Now, Mags was never hungry and never cold. He slept in a real bed in his own room and, most importantly, he had Dallen, who was like another part of himself. And yet, aside from Lena and Bear, both loners like he was, he couldn’t relate to most of the Herald, Healer, or Bard trainees. He was the only trainee who came from what—to the others—was unimaginable poverty. Even the poorest shepherd was appalled when he heard about the conditions Mags and his fellow mine workers had endured. And Mags had no tolerance for the chronic complaining of his fellow students. The others had no idea how good they had it, and even though, when he thought about it, Mags was glad—no one should have to live like he had lived—this kept him feeling like an outsider, despite the fact that he was part of an elite corps of students.
But there were other factors that contributed to his isolation. Foreign assassins had been at court masquerading as envoys, and when they were discovered, and fled from the Guard, one of them, a man he had never seen in his life, had seemed to “recognize” Mags. Now, Mags was an object of suspicion among his fellow students, and even some of his teachers. He had always been curious about his parents, but after this incident it seemed far more urgent to discover exactly who his parents were. And at Haven, he had access to the extensive Archives.

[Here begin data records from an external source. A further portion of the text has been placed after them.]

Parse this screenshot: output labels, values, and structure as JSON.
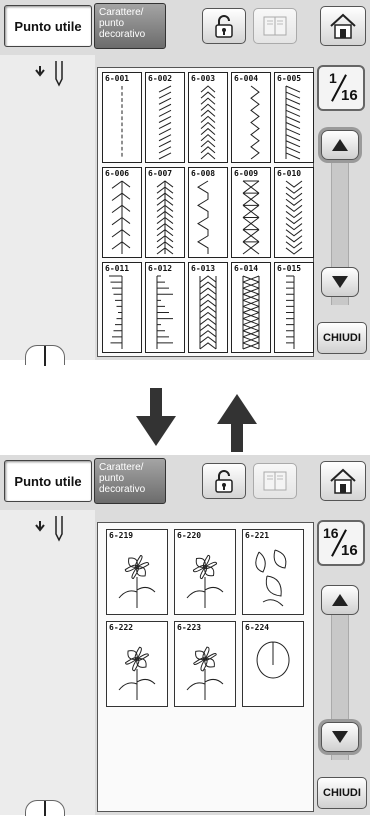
{
  "top_screen": {
    "tab_utility": "Punto utile",
    "tab_decorative": [
      "Carattere/",
      "punto",
      "decorativo"
    ],
    "page_current": "1",
    "page_total": "16",
    "close_label": "CHIUDI",
    "stitches": [
      {
        "num": "6-001",
        "pattern": "straight"
      },
      {
        "num": "6-002",
        "pattern": "slant"
      },
      {
        "num": "6-003",
        "pattern": "chevron-up"
      },
      {
        "num": "6-004",
        "pattern": "zigzag-vert"
      },
      {
        "num": "6-005",
        "pattern": "ladder-diag"
      },
      {
        "num": "6-006",
        "pattern": "feather-left"
      },
      {
        "num": "6-007",
        "pattern": "herringbone"
      },
      {
        "num": "6-008",
        "pattern": "wave-zigzag"
      },
      {
        "num": "6-009",
        "pattern": "cross-x"
      },
      {
        "num": "6-010",
        "pattern": "chevron-stack"
      },
      {
        "num": "6-011",
        "pattern": "blanket-left"
      },
      {
        "num": "6-012",
        "pattern": "blanket-steps"
      },
      {
        "num": "6-013",
        "pattern": "chevron-band"
      },
      {
        "num": "6-014",
        "pattern": "double-chevron"
      },
      {
        "num": "6-015",
        "pattern": "comb"
      }
    ]
  },
  "bottom_screen": {
    "tab_utility": "Punto utile",
    "tab_decorative": [
      "Carattere/",
      "punto",
      "decorativo"
    ],
    "page_current": "16",
    "page_total": "16",
    "close_label": "CHIUDI",
    "stitches": [
      {
        "num": "6-219",
        "pattern": "floral-1"
      },
      {
        "num": "6-220",
        "pattern": "floral-2"
      },
      {
        "num": "6-221",
        "pattern": "leaves"
      },
      {
        "num": "6-222",
        "pattern": "floral-3"
      },
      {
        "num": "6-223",
        "pattern": "floral-4"
      },
      {
        "num": "6-224",
        "pattern": "circle"
      }
    ]
  },
  "icons": {
    "lock": "lock-icon",
    "book": "book-icon",
    "home": "home-icon",
    "arrow_down": "arrow-down-icon",
    "arrow_up": "arrow-up-icon"
  }
}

Poring through the Archives, day after day, Mags finally got some answers, but they were
incomplete: his parents, found dead in the bandit camp, had been two of a number of hostages, some of whom had survived. These survivors had told the Guard that Mags’ parents spoke a language that no one understood or even recognized. So Mags’ parents were foreigners, though from what country no one seemed to have any idea.
But rather than help his situation, this information did just the opposite, for ForeSeers had been having visions of the king being assassinated by “one of foreign blood” and some had even Seen Mags with blood on his hands.
How could Mags defend himself against a crime that hadn’t yet been committed?